Now that we have a female president, must we also have flowers in Harvard Yard? The association between gender and botany isn’t so eccentric as it first appears—Radcliffe has always had a greener thumb. Visitors from Oxford and Cambridge have often noted the lack of flower-beds in the yard, and so have those from Princeton and Yale. But why the austerity? Like any lusty mistress of knowledge, I consult the oracular geniuses. In this case, Reverend Professor Peter J. Gomes, Plummer Professor of Christian Morals, who after a learned cadenza through Harvard History said unto me, “Let’s put it this way: It’s a seventeenth-century guy thing.”
Large vases of white chrysanthemums once adorned the porch of Tercentenary Theater sometime in the late 1960s. There was a line of them on each corner. “I don’t think anybody liked them,” Gomes said. “It seemed unnatural.” There were also some flowery shrubs—rhododendrons—the bulbs of which were placed in a bed outside Massachusetts Hall at some point. “We waited, they grew, and still most people didn’t like it.”
The connection between flowers and the feminine is not unusual. What may be unusual is the extent to which Harvard’s founders labored so carefully to distance the university from it.
“It’s a guy thing period,” said Michael van Valkenburgh, the distinguished American landscape architect, when I told him over the telephone what Gomes had said. “Even if it’s a guy thing, I hope you don’t think it’s a bad thing.” I said I didn’t mind them.
Van Valkenburgh is the man who saved Harvard Yard. In the early 90s, when the Yard’s canopy was slowly thinning due to Dutch elm disease, the task for replanting had become urgent. The University then convened a replanting committee, which van Valkenburgh led, one that is largely responsible for the way Harvard Yard looks today.
He showed me some before-after pictures of the Yard. (These had just been presented to Drew Faust some weeks back.) The most striking transformation is of Tercentenary theatre, in particular the courtyard of Sever Hall. The earlier pictures are barren and ghostly, and emphasize Sever’s gothicisms. It is the Caspar Friedrich David the Fogg never had. A decade later, there is a transformation. The honey locusts are robust, dappled light all streaming to the ground, ready for a cluster of students for an admissions catalogue.

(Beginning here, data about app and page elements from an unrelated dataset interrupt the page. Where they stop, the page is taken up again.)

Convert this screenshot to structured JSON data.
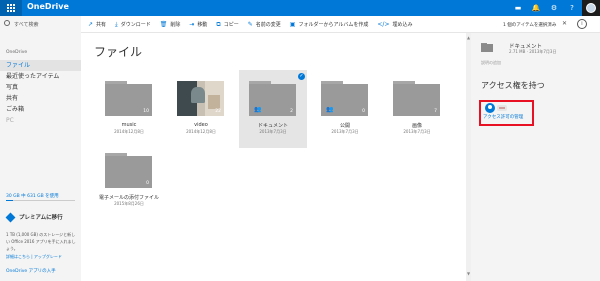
{
  "app": {
    "title": "OneDrive"
  },
  "topbar_icons": [
    "chat-icon",
    "bell-icon",
    "gear-icon",
    "help-icon",
    "avatar"
  ],
  "topbar_glyphs": {
    "chat": "▬",
    "bell": "🔔",
    "gear": "⚙",
    "help": "?"
  },
  "search": {
    "placeholder": "すべて検索"
  },
  "commands": [
    {
      "icon": "share-icon",
      "glyph": "↗",
      "label": "共有"
    },
    {
      "icon": "download-icon",
      "glyph": "⤓",
      "label": "ダウンロード"
    },
    {
      "icon": "delete-icon",
      "glyph": "🗑",
      "label": "削除"
    },
    {
      "icon": "move-icon",
      "glyph": "⇥",
      "label": "移動"
    },
    {
      "icon": "copy-icon",
      "glyph": "⧉",
      "label": "コピー"
    },
    {
      "icon": "rename-icon",
      "glyph": "✎",
      "label": "名前の変更"
    },
    {
      "icon": "album-icon",
      "glyph": "▣",
      "label": "フォルダーからアルバムを作成"
    },
    {
      "icon": "embed-icon",
      "glyph": "</>",
      "label": "埋め込み"
    }
  ],
  "selection": {
    "status": "1 個のアイテムを選択済み",
    "clear_glyph": "✕",
    "info_glyph": "i"
  },
  "sidebar": {
    "title": "OneDrive",
    "items": [
      {
        "label": "ファイル",
        "active": true
      },
      {
        "label": "最近使ったアイテム"
      },
      {
        "label": "写真"
      },
      {
        "label": "共有"
      },
      {
        "label": "ごみ箱"
      },
      {
        "label": "PC",
        "muted": true
      }
    ],
    "quota": {
      "label": "30 GB 中 631 GB を使用",
      "fraction": 0.1
    },
    "premium": {
      "title": "プレミアムに移行",
      "desc": "1 TB (1,000 GB) のストレージと新しい Office 2016 アプリを手に入れましょう。",
      "link": "詳細はこちら | アップグレード"
    },
    "apps_link": "OneDrive アプリの入手"
  },
  "main": {
    "title": "ファイル",
    "items": [
      {
        "name": "music",
        "date": "2014年12月8日",
        "count": "10",
        "kind": "folder"
      },
      {
        "name": "video",
        "date": "2014年12月8日",
        "count": "22",
        "kind": "photo"
      },
      {
        "name": "ドキュメント",
        "date": "2013年7月3日",
        "count": "2",
        "kind": "folder",
        "shared": true,
        "selected": true
      },
      {
        "name": "公開",
        "date": "2013年7月3日",
        "count": "0",
        "kind": "folder",
        "shared": true
      },
      {
        "name": "画像",
        "date": "2013年7月3日",
        "count": "7",
        "kind": "folder"
      },
      {
        "name": "電子メールの添付ファイル",
        "date": "2015年8月26日",
        "count": "0",
        "kind": "folder"
      }
    ],
    "check_glyph": "✓",
    "share_glyph": "👥"
  },
  "details": {
    "name": "ドキュメント",
    "meta": "2.71 MB · 2013年7月3日",
    "hint": "説明の追加",
    "access_title": "アクセス権を持つ",
    "access_link": "アクセス許可の管理"
  }
}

The Yard, he said, was landscaped “based on an extension of what we were able to see in historic photographs….My sense is that there have never been flowers in the Yard historically.” Since van Valkenburgh had done a lot of work in Princeton and some in Yale, I asked him about the other Ivies. “There are of course other schools in the Ivies that have a tradition of more flowers…. I’m not a campus historian, but there seems to be a very different idea of a campus at Princeton than at Harvard…Harvard has a more interior orientation, a monastic quality, whereas there seems to be an interlocking fluidity about Princeton.”
This, of course, is in keeping with the original 17th century idea of the “wall and the garden,” the philosophy the yard was built on, one which maintained an enclosed community within and kept the wilderness out.
But more than any of this, what struck me was van Valkenburgh’s explanation of architecture’s effect on the soul, which he later wrote me in an email.
“If one looks at Wellesley College, one sees great intentionality to lay out a campus with a form and spatial structure that is distinct from the austerity of the Yard.” Harvard’s mission, he noted, was not just about educating men. It was a mission to transform the individual into the image of the collective, to make everyone who went there a Harvard Man.
“For me, there is certainly an element of Harvard being about men and Wellesley being about women, but it is even more about a landscape of conformity at Harvard versus a landscape of individuality at Wellesley.”
It is an interesting thought, and one that the Class of 1967 may seize upon. In an open letter last week to Faust, 13 members of that class expressed their disappointment at “the apparently docile political behavior of the undergraduate student body.”
If flowers be the fruit of independence, then down with the Harvard Man, I say.
President Faust, please pass the shears.
Sahil K. Mahtani ’08 is a history concentrator in Winthrop House. His column appears on alternate Fridays.